‘They fuck you up’, wrote Phillip Larkin, ‘your Mum and Dad’. Well, sure they do. However what Larkin, who never had children, failed to add, was that kids fuck up their parents too. My kids are far more acute on my flaws, and more unflinching in their critique of Paul and me, than even my worst self slander. They know us far too well, yet not well enough. Just as we, their parents, understand yet fail to understand them.

 

None of this harm is intentional. My husband and I didn’t set out to wreak havoc on our kids any more than our kids planned the havoc they wreak on us. In surviving family life I think that Paul and I, just like my mother-in-law and every other parent, deserve enormous sympathy. We don’t deserve a list of our errors read aloud in a court of law: I’m controlling, Paul is selfish, we’re both insecure. The fuck-up of my marriage now seems normal to me; it’s a sign of the messiness of existence, part of the way of things. It confirms my need for friends and family and Shakespeare and pop music and film; not legal process.

 

As it turned out, my mother-in-law was wrong. Mine has not been a marriage made in heaven. Paul and I weren’t made for each other.

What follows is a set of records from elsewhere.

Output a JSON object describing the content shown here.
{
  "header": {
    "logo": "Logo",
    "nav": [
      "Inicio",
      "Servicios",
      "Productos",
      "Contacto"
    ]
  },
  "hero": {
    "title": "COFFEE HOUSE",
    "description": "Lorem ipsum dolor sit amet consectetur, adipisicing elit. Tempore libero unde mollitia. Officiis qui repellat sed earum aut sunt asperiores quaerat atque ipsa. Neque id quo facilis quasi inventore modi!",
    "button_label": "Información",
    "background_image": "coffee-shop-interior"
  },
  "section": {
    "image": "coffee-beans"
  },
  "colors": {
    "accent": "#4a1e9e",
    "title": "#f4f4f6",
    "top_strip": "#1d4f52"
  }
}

Never enough for each other, we’ve failed to make each other happy. More elusive still, we haven’t fulfilled each other. After thirty years of living side by side it doesn’t surprise me that our marriage contains a few cracks. Nor does it seem helpful to ascribe blame for these cracks on Paul or me. I’d sooner put the strains in our marriage down to the sheer difficulty of life, than to a list of our incompatibilities and faults.

 

The fact that Paul and I have let each other down doesn’t seem a big deal to me. I don’t mind having a few cracks in our relationship. They give me space to breath. Perhaps I’m being defensive, however the failures in my marriage seem beside the point. The real point is that Paul and I have chosen to stick together even though we’ve failed each other in various areas; even knowing that we’d do things differently if we had our time over – which we won’t.

 

Paul and I have done something more important than make each other happy (envious though I am of couples who can do this). We’ve abided with each other. The OED defines ‘abide’ in these terms: remain, continue, dwell; remain faithful to; encounter, sustain, suffer with; put up with, tolerate, wait for’. Though this word is only used rarely these days, for me it holds real value.

 

I feel sad that my friend’s marriage should have ended in heartbreak. It seems all wrong that justice should be meted out on a well-intended couple under harsh strip lighting in a courtroom. Surely there is a more gracious – a softer, more piercing and subtle – way to exit a long marriage? After years of trying to hold it all together, of getting three kids over the threshold of maturity, it seems all wrong to sully a marriage which, even if it hasn’t gone completely well, hasn’t gone entirely badly either. It seems all wrong that in a couple’s search for justice, the whole crazy unfolding richness of a life together should be cast aside by a prosecuting lawyer who deems it irrelevant to the case.

 

If I could retrace my steps, if I could walk back over Hyde Park with my mother-in-law the morning after marrying her son, I’d start by congratulating her. Who cares if your marriage ended in divorce, I’d say. Everyone who endures a long marriage – or any partnership – deserves a medal. You mustn’t take it to heart, I’d say, my hand on her arm. It really isn’t anyone’s fault. The fault is in the stars. The sheer difficulty of life gets us all in the end, which is why we should celebrate rather than be ashamed by our run-ins with it.

Before getting up the next morning and doing it all again.